  2. In a further update, I tried writing some code to sent similar information to the host PC: if (g%2 == 0){ strcpy(OutputString,"\r\n{\"LED\":0\}\r\n"); #ifdef UART_COMM // Send the message to the host over UART putsUART((BYTE*)OutputString,strlen(OutputString)); #endif } else{ strcpy(OutputString,"\r\n{\"LED\":1\}\r\n"); #ifdef UART_COMM // Send the message to the host over UART putsUART((BYTE*)OutputString,strlen(OutputString)); #endif } g++; I verified with PuTTY that the COM port does indeed, receive the information (http://i1337.photobucket.com/albums/o678/pulser18/puttyworks_zpsl9ahm2tz.png~original). When I try using the GUI Composer v2, the service says that it is connected to the COM port, but is waiting on data. The service never receives the data. Any advice? Regards
  3. Thanks for the link. I now understand how JSON works, and how the GUI interprets the information. Should be straight forward to write JSON-compliant messages now, with or without using that library. Regards
  4. Hello Forums I am trying to use GUI Composer v2 (on the cloud) to create a GUI for a battery managment system, similar to the one in the SLAA478 Application Report, using the MSP-EXP430F5529LP and bq76PL536EVM-3. I've decided to use USB/Serial comms, which requires me to modify the code to send the information using JSON. I am following the example of using USB/Serial IO: https://dev.ti.com/gc/designer/help/Tutorials/Serial/index.html.

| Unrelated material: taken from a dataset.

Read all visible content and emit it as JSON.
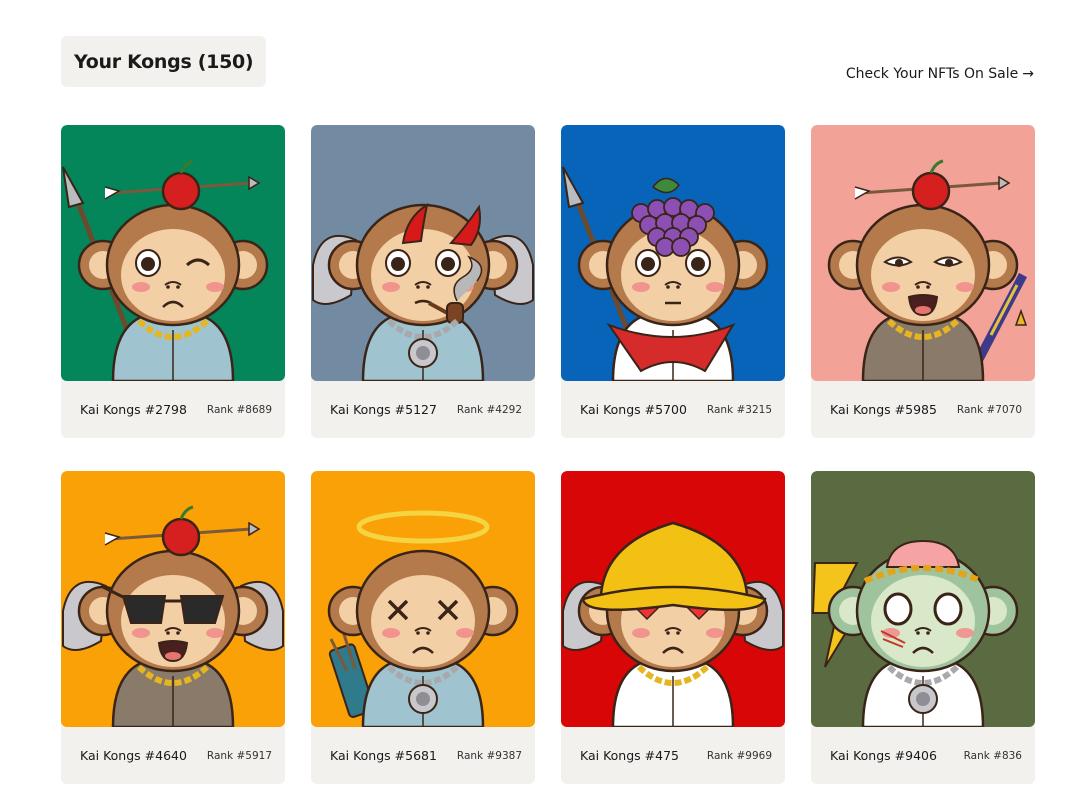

The code given is as follows: #include <aJSON.h> // most launchpads have a red LED #define LED RED_LED //see pins_energia.h for more LED definitions void printled_statewithjson(int state){ aJsonObject* root = aJson.createObject(); if (root == NULL) { return; } aJson.addItemToObject(root, "LED", aJson.createItem(state)); char* string = aJson.print(root); if (string != NULL) { Serial.println(string); free(string); } aJson.deleteItem(root); } // the setup routine runs once when you press reset: void setup() { // initialize the digital pin as an output. pinMode(LED, OUTPUT); Serial.begin(9600); } // the loop routine runs over and over again forever: void loop() { digitalWrite(LED, HIGH); // turn the LED on (HIGH is the voltage level) printled_statewithjson(1); // print json object with LED status set to 1 to UART delay(1000); // wait for a second digitalWrite(LED, LOW); // turn the LED off by making the voltage LOW printled_statewithjson(0); // print json object with LED status set to 0 to UART delay(1000); // wait for a second } I am trying to fully understand this example code, before implementing it into my program. Using CCS Cloud, I stepped through the program in debug mode. From what I understand, the loop() function is essentially the main function, which blinks the LED; setup() does as expected and initializes the MCU LED pin, and opening a serial port at 9600 baud rate. I cannot, however, understand the printled_statewithjson() function. How exactly does it work to be able to send the information? Regards